Chaya Mushka Horenstein

Shmuel Schneersohn (or Rabbi Shmuel of Lubavitch or The Rebbe Maharash) (17 March 1834 – 14 September 1882 OS) was an Orthodox rabbi and the fourth Rebbe (spiritual leader) of the Chabad Lubavitch chasidic movement.

Biography[edit]

Schneersohn was born in Lyubavichi, on 2 Iyar 1834, the seventh son of the Tzemach Tzedek. He faced competition from three of his brothers, primarily from Rabbi Yehuda Leib Schneersohn who established a dynasty in Kapust upon their father's death. Other brothers also established dynasties in Lyady, Nizhyn, and Ovruch.[1]
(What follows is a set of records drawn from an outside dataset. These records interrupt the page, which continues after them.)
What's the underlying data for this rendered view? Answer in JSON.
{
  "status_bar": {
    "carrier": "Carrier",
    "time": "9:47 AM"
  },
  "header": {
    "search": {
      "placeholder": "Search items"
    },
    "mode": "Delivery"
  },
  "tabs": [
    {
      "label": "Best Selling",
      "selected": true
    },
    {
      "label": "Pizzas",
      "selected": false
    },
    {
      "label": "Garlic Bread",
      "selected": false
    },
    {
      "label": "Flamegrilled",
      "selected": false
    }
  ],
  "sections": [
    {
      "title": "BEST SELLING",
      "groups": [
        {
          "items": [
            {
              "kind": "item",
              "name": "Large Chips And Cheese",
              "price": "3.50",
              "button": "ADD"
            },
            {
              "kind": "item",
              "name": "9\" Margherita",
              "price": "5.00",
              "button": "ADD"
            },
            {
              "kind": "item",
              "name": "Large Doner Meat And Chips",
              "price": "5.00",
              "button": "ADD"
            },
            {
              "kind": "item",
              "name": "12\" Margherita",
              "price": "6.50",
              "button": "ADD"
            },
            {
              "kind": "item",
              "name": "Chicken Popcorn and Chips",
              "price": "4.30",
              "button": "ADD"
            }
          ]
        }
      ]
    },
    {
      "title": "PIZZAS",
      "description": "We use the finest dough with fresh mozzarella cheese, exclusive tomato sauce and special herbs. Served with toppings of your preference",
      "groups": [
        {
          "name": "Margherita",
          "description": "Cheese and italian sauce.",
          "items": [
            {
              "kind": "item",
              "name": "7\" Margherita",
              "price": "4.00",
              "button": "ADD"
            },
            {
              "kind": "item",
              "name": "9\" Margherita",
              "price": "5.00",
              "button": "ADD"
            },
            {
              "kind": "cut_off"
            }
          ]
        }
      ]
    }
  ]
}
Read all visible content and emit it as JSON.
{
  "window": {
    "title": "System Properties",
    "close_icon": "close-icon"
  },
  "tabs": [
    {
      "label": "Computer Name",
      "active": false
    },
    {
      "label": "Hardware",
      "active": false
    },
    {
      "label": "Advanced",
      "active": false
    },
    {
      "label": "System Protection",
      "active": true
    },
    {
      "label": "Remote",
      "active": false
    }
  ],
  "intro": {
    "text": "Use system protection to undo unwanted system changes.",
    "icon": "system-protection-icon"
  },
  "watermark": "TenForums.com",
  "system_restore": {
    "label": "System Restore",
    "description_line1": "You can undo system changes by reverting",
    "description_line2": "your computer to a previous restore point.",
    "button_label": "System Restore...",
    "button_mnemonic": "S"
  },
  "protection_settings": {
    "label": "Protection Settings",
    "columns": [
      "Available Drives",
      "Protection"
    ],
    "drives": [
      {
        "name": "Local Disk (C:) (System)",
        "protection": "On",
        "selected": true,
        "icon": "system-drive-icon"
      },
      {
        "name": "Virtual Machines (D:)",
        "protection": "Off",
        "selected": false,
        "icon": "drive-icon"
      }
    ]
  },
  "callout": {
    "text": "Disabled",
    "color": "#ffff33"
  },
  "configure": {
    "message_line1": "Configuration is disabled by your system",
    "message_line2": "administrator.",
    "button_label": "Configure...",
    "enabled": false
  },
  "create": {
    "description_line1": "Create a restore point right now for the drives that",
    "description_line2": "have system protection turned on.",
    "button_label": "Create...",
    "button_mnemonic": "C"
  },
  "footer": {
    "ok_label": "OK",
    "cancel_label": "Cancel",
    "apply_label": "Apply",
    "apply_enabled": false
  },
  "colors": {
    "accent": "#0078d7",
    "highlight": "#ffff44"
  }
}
In 1848 Schneersohn was married to the daughter of his brother, Rabbi Chaim Shneur Zalman Schneersohn. After several months she died, and he then married the Rebbetzin Rivkah, a granddaughter of Rabbi Dovber Schneuri, the Mitteler Rebbe. He had three sons, Rabbi Zalmman Aharon, Rabbi Sholom Dovber and Rabbi Menachem Mendel as well as one daughter, Devorah Leah.

Schneersohn was said to have had chariots on call for the evacuation of books in time of fire.[2]

Besides his communal activism, he had wide intellectual interests. He spoke several languages, including Latin.[3] He wrote widely on a range of religious and secular topics, and much of his writing has never been published and remains in manuscript form alone.[3] His discourses began to be published for the first time under the title Likkutei Torat Shmuel in 1945 by Kehot, and 12 volumes have so far been printed.[3]

He died in Lyubavichi, on 13 Tishrei 1882, leaving four sons and two daughters, and was succeeded by his son Sholom Dovber.[3]

Schneersohn urged the study of Kabbalah as a prerequisite for one's humanity:

A person who is capable of comprehending the seder hishtalshelus (kabbalistic secrets concerning the coming-into-being of all existence every moment) - and fails to do so - cannot be considered a human being. At every moment and time one must know where his soul stands. It is a mitzvah (commandment) and an obligation to know the seder hishtalshelus.[4]

Aphorisms[edit]